Apple, the popular technology stock owned by millions of Americans through funds in their 401(k)s, has become the first publicly traded U.S. company to hit a market value of $1 trillion.
The iPhone maker's milestone on Thursday follows an extraordinary stretch of innovation, and it arrives as the bull market for stocks, more than 9 years old, looks to overtake the 1990s bull run as the longest in history this month.
The company's good fortune is good news for individual investors.
Apple's stock is widely owned by workers ranging from teachers to electricians to lawyers. With a nearly 4 percent weighting, Apple is the biggest holding in the Standard & Poor’s 500 stock index, an investment that most people own in 401(k)s through index funds and other types of funds that hold Apple shares.
"Apple's $1 trillion valuation is a great reminder to investors that companies with innovative ideas combined with world-class products and service can create value for investors over time," says Kate Warne, investment strategist at Edward Jones, a brokerage headquartered in St. Louis.
Paul Hickey, co-founder of Bespoke Investment Group, a New York-based market research firm, says, “Apple’s gain boosts about every 401(k) since it is a big holding in just about every large-company mutual fund.”
The success of one stock, even one as influential as Apple, does not mean potential risks facing the broader stock market, such as worries over the economic fallout from tariffs or the economic impact of higher interest rates, will disappear, says Christian Thwaites, chief strategist at Brouwer & Janachowski, a Mill Valley, California-based wealth management firm.

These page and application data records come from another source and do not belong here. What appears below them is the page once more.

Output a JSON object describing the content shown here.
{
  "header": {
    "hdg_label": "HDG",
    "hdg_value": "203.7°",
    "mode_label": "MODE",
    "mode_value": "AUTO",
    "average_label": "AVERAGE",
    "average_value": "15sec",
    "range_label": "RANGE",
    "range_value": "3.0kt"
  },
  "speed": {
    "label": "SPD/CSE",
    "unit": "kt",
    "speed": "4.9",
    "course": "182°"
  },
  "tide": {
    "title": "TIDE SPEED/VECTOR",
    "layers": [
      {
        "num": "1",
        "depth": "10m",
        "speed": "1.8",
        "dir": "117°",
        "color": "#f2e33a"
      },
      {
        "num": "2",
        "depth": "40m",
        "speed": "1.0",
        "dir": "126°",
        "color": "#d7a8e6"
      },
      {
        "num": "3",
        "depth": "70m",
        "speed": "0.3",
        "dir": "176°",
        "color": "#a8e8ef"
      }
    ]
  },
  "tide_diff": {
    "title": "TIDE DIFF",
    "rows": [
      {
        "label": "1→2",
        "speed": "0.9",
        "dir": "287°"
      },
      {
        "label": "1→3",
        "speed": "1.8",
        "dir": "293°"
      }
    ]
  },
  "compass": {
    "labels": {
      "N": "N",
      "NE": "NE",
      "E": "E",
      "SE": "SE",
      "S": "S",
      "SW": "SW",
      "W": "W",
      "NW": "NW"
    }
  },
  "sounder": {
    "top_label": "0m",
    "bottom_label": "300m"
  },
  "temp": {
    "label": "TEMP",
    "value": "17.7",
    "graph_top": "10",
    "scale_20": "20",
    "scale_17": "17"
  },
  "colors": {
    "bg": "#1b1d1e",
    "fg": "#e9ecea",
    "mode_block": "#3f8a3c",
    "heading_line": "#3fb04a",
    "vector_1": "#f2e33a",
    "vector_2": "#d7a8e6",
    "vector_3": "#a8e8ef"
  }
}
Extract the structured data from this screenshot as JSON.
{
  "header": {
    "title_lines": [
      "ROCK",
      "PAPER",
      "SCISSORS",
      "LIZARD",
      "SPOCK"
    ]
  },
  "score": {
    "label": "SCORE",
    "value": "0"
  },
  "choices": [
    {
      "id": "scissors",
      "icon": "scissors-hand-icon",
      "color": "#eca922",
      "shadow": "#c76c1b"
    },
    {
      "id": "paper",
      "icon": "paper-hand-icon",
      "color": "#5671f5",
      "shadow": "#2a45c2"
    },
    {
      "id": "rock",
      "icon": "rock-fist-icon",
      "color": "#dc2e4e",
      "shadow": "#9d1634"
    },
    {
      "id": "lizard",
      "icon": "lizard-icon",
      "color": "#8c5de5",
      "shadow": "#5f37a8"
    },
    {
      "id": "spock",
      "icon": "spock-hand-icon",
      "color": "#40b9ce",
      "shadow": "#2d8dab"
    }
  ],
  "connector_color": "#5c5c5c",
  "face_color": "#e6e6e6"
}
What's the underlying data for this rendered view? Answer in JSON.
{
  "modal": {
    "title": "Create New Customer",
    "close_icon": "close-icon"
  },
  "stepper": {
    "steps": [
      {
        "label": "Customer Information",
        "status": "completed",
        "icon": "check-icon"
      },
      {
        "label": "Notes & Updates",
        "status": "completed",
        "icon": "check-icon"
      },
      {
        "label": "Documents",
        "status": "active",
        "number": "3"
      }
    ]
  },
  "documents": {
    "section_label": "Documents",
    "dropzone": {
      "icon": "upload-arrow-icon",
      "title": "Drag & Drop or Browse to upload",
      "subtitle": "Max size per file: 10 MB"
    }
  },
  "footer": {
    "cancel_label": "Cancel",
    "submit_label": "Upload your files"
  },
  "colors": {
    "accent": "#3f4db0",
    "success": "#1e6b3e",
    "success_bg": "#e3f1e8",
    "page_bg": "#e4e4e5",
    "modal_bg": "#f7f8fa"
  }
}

However, Apple's financial feat doesn't feel like a signal that the market has reached its peak given the strength of the U.S. economy, says Michael Farr, president of Farr, Miller & Washington, a money-management firm based in Washington.
The iPhone maker's stock broke the $1 trillion barrier when it briefly hit the share price of $207.05 at 11:48 a.m. ET, according to online brokerage TD Ameritrade.
At the close of trading Thursday, Apple shares, which rose $5.89 to $207.39, were up 22.5 percent in 2018, more than double the return of the broad S&P 500, which has gained 5.7 percent.
Apple’s accomplishment is a first for a U.S. company. The market capitalization of Chinese oil and gas company PetroChina briefly topped $1 trillion when the firm’s stock made its Asia trading debut in November 2007.
The tech giant's rise has been driven largely by its wildly successful iPhone, which has been instrumental in shaping our mobile world and is a staple of daily life for tens of millions of Americans who use it to make calls, send texts, snap photos, check Facebook and stay on top of the news.
Given that the S&P 500 is weighted by market value, Apple, as the most valuable company in the index, exerts the biggest impact on the index's price moves.
"Apple truly is the apple of the market's eye," says Erik Davidson, chief investment officer at Wells Fargo Private Bank in Chicago.
Apple won the race to $1 trillion, edging out rivals such as Amazon (whose market cap was $877 billion as of Wednesday's close, according to S&P Dow Jones Indices), Google parent Alphabet ($858 billion) and Microsoft ($817 billion), the other main contenders racing to reach the milestone.
More Money: Apple jumps after strong third-quarter report
Apple's strength is a big reason why Thorne Perkin, president of Papamarkou Wellner Asset Management in New York, is still bullish on the stock.
"We're still big believers in Apple," Perkin tells USA TODAY, citing the company's strong earnings and the huge amounts of cash it returns to shareholders via dividends and stock repurchases.
Still, after the record-setting rally, investors should check whether their Apple holdings represent too large a portion of their overall portfolio, Farr advises. If so, they should consider trimming the position to better manage risk.
Wall Street pros say Apple's ability to grow so large has been driven by a confluence of factors, ranging from its global reach, the explosion in global smartphone demand and the rise and proliferation of the internet.
Apple enjoyed a "first mover advantage," because it got ahead of the competition in the mobile phone space in 2007 when it launched the first version of its iPhone.
"Apple has global market appeal and brand power," says Joe Quinlan, chief market strategist at U.S. Trust in New York. "With the iPhone, they've created market demand virtually out of thin air."
The company generates significant sales from its services unit, which includes its App Store, Apple Pay, iTunes and its iCloud business. In its most recent fiscal third-quarter, services revenue jumped 31 percent to $9.55 billion.
Alan Skrainka, chief investment officer at Cornerstone Wealth Management in Des Peres, Missouri, sums up Apple's accomplishment this way: "It shows that if you offer great products that are better than what anyone else has, people will beat a path to your door."